In all, SoftBank-backed companies have slashed more than 7,500 jobs since last fall, many of them added when growth was the mandate. It also took steps to replace executives, canceled deals, or tried to renegotiate terms. The tactics angered some founders who felt the script had been unfairly flipped.
Are you a founder who has taken SoftBank’s money and want to share your perspective? Do you have a tip about working at a SoftBank-backed company? Email the reporter at dcampbell [at] businessinsider [dot] com or reach him by phone, text, Signal or WhatsApp at 917-673-9252.
SoftBank has pushed out founders in the past. In 2015, for example, SoftBank-backed Indian property firm housing.com ousted its founder. But with the raising of the $100 billion Vision Fund in 2017, SoftBank’s actions have been scrutinized.
Even so, there are reasons to understand why SoftBank may be willing to follow through with a messy legal dispute, according to Kory and Sherman.
One is that Neumann’s reputation isn’t spotless. “They realize that Neumann isn’t an icon,” Kory said.

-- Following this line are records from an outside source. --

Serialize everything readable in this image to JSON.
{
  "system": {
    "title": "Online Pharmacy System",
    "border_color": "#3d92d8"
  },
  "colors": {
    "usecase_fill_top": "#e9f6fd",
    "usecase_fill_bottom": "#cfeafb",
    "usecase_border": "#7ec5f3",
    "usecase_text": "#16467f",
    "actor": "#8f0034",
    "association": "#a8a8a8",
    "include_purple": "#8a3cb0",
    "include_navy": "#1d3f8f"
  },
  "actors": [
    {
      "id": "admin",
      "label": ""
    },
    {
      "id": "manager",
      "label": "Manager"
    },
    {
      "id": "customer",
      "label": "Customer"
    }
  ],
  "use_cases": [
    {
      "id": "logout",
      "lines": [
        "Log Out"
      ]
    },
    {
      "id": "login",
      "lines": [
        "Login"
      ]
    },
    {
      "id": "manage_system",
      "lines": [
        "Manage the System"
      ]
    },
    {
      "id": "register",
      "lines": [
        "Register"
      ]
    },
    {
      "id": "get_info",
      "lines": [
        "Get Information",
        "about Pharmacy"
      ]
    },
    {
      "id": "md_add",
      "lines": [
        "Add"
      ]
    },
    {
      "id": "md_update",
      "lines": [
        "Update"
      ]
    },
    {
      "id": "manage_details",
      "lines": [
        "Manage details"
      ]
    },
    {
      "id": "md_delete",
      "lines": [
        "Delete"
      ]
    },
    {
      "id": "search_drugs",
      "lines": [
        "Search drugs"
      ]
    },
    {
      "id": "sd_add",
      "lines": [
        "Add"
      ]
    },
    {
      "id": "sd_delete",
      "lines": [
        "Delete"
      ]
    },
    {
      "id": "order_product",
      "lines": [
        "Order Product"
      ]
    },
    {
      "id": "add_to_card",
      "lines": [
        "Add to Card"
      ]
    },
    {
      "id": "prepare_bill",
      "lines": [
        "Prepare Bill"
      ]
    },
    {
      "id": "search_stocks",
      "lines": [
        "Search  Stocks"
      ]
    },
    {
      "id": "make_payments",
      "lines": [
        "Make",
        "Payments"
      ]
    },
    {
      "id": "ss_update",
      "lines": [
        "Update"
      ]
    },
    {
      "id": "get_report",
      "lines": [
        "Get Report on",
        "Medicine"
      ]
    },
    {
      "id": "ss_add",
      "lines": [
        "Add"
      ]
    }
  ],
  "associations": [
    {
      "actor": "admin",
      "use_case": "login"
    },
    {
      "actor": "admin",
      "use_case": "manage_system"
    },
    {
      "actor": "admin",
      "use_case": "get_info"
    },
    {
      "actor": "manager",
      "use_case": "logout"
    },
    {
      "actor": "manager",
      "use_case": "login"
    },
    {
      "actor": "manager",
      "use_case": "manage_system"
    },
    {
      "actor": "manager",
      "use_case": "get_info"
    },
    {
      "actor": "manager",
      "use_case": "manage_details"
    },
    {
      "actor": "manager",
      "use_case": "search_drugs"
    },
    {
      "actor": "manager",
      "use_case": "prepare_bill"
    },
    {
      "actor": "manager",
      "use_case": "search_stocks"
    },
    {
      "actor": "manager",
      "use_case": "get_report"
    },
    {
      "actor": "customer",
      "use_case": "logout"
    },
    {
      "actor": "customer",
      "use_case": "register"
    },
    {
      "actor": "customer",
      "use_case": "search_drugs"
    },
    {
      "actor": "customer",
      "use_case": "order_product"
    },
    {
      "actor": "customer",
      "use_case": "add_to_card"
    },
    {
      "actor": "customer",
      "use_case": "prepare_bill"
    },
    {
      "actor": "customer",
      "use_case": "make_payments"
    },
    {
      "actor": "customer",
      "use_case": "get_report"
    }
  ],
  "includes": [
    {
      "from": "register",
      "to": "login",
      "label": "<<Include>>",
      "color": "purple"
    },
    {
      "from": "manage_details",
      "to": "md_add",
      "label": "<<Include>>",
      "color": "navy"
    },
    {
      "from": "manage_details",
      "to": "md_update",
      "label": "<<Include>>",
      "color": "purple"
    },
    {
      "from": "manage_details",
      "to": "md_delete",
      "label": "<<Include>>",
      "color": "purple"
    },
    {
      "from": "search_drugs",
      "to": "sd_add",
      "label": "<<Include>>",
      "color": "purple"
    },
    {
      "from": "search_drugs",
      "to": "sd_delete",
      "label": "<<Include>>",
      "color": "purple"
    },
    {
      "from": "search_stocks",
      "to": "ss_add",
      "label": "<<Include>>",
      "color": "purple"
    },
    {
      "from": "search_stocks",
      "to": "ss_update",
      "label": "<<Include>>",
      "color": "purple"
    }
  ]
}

And even if they scare off some founders, SoftBank will still be able to invest in startups, he said.
Another is that there’s a lot of money at stake. Looking at SoftBank’s portfolio which is suffering from a spate of damaged companies, it makes sense for them to recover whatever they can, Sherman said.
“Why shouldn’t they fight it? $3 billion is $3 billion,” Sherman said. “That’s a lot of money.”
In the long run, this will be just one of many factors that go into determining how founders think about taking SoftBank money in the future, according to Zach Weinberg, the co-founder of Flatiron Health, the electronic medical records and oncology research platform sold to Roche for $2 billion in 2018.
“I’m not sure it’s a single thing like this that will impact its ability to source, but the overall narrative of them being fairly sloppy investors,” Weinberg said by email. “It’s a combination of everything.”